Maybe if someone can look that up and eventually present it on the Twitter spaces, that would be great. Or some predictions about how many data will probably leave the network as soon as it won’t be for free.
And also what is the borderline ETA you are planning to put the new, not yet agreed pricing into an effect - is it by June 2023, by the end of the year etc.
The reason I’m asking is we have some monthly expenses to run the nodes and based on that we have to store certain amount of data for it not to be an expense for us, which in my case I’m just starting to approach. If cancelling a free tier would mean we would loose let’s say 50% of that, then it would be a problem for some of us even before lowering the payouts.
And by this I do not mean it shouldn’t be cancelled. Myself I’m storing backups on Storj for free, but I’m 100% willing to pay for every byte I have stored and that should be the case for everyone.
A lot of discussion happens both in the company Slack, as well as in meetings I am sure. I am not in every meeting, and I’m certainly not in senior executive level meetings. (Maybe one day!) So, I don’t have that info, but what I can say is that this is a proposal, and that it’s open for discussion and then I believe they will discuss things and figure out what work needs to be done, road map that, and then determine when they will announce the formal changes. I am sure John will talk about some of this in the coming Twitter Spaces meeting.

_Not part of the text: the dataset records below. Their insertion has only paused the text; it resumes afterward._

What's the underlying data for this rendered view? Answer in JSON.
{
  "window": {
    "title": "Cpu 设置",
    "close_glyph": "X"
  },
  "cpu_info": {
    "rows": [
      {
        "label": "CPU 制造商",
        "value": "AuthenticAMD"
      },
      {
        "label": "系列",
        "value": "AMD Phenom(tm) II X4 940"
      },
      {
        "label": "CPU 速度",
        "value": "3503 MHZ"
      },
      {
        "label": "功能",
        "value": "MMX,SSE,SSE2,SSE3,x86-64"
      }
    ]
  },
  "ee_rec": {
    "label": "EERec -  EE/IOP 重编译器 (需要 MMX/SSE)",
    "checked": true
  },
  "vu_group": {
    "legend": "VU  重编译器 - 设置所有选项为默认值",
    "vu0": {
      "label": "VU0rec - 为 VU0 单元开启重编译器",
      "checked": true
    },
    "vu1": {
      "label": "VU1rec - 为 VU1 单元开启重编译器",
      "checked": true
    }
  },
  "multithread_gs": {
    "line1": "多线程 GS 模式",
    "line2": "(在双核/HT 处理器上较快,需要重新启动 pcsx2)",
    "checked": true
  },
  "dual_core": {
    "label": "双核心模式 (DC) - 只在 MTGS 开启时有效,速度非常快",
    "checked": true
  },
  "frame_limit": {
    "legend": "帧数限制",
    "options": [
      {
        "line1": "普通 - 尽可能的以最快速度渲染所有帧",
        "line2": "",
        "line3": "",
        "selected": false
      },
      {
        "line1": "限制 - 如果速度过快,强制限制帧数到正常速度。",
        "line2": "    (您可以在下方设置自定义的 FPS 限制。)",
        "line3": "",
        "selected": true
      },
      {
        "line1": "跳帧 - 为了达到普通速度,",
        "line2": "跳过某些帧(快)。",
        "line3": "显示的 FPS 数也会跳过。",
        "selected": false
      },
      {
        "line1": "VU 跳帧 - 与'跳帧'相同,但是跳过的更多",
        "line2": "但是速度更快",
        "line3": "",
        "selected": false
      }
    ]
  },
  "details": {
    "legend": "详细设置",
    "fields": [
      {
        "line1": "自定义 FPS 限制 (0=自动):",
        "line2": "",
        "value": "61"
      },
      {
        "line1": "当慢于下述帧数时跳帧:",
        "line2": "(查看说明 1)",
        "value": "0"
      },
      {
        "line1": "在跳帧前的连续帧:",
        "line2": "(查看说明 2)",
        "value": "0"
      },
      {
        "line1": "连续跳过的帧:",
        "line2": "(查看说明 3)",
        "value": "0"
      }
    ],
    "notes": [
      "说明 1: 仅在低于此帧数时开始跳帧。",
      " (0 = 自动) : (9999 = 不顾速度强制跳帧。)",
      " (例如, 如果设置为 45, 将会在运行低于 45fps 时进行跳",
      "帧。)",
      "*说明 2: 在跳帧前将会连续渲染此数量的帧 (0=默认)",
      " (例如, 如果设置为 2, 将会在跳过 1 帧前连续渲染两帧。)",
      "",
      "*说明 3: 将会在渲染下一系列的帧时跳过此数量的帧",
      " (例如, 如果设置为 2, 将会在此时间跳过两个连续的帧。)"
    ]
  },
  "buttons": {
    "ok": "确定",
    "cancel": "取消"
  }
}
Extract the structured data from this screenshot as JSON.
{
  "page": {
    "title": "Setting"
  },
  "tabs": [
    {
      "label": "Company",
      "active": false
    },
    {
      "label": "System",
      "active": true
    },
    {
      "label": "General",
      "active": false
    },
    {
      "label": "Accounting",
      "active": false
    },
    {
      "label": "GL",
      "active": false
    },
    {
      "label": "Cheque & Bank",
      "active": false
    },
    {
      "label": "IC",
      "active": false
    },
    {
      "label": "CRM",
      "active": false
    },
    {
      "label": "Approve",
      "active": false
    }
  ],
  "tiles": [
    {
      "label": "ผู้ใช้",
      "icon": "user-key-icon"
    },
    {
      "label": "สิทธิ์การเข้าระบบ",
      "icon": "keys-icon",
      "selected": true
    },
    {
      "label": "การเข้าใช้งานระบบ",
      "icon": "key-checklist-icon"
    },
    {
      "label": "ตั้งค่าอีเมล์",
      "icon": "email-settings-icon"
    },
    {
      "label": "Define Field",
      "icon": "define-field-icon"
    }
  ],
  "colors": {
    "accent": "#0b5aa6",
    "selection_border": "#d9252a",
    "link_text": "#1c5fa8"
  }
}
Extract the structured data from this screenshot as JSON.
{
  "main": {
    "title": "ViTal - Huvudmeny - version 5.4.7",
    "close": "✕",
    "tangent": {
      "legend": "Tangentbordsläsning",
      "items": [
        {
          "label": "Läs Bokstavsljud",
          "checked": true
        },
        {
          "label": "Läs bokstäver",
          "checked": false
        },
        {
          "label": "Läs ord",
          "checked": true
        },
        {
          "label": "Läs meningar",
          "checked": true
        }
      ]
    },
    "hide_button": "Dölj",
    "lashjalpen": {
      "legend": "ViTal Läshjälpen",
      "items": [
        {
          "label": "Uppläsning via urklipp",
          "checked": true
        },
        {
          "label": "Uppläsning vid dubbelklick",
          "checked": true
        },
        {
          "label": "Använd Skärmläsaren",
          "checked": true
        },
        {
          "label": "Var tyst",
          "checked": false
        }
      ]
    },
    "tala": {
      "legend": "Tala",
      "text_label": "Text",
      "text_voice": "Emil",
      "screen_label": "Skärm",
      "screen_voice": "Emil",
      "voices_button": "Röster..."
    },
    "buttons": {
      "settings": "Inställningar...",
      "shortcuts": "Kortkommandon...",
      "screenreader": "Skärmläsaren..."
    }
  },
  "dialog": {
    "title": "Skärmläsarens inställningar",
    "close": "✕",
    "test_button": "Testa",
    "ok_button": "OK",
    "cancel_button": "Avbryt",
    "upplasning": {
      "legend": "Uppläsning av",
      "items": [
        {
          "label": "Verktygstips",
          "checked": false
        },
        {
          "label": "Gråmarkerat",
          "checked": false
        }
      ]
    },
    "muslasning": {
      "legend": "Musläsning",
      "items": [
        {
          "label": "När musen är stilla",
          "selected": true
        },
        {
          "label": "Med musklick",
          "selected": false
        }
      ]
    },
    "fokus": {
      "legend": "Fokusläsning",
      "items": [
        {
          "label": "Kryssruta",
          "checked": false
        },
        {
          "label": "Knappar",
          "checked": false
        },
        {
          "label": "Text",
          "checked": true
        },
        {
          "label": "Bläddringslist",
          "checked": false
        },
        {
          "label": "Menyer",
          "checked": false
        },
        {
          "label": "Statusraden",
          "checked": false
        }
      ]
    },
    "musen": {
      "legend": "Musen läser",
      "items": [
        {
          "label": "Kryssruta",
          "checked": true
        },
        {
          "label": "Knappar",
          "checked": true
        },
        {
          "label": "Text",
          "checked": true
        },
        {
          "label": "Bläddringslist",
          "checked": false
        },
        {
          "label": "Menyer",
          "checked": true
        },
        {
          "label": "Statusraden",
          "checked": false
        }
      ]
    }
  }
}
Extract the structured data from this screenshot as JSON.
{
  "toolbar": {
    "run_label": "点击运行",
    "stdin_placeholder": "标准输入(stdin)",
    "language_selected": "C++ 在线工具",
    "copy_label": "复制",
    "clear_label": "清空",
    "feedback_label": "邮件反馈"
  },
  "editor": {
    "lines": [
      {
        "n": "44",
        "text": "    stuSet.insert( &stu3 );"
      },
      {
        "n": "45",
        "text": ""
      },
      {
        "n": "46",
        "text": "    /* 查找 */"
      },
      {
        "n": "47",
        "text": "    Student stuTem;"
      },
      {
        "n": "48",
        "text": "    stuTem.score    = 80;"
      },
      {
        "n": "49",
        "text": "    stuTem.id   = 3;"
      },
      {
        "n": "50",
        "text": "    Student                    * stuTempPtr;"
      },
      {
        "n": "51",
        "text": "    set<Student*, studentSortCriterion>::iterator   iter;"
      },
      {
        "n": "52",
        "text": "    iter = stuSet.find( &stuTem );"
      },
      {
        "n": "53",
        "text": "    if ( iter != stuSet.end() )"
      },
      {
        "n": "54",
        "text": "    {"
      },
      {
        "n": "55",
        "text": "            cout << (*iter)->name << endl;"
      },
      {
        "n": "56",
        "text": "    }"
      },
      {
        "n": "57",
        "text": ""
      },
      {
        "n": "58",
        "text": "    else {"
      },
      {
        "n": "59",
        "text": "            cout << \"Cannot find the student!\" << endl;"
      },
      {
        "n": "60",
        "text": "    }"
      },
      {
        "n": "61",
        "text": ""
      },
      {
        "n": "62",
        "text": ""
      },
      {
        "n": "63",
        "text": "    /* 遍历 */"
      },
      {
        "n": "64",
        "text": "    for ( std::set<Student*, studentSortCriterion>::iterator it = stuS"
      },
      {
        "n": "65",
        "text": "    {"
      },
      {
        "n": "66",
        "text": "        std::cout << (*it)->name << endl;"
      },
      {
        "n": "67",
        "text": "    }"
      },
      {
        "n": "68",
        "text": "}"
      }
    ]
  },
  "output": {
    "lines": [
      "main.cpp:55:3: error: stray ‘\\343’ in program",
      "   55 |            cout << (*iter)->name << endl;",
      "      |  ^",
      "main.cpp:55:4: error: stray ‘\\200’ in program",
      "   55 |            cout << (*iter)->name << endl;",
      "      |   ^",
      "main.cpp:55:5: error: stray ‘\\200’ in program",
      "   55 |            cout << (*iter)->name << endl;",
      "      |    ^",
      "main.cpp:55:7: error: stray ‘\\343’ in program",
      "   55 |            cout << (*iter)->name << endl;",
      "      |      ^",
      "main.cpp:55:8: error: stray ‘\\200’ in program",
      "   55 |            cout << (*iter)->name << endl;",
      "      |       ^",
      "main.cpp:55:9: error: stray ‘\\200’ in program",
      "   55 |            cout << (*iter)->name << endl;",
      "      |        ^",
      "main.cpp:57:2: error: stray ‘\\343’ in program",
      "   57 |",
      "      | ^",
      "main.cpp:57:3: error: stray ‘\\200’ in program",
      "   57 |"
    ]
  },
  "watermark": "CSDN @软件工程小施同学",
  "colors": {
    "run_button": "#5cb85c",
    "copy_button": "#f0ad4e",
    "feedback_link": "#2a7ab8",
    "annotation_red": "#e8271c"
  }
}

But as he mentioned before, this is not something they are going to just drop like a bomb, there will be plenty of notice and time to plan around it.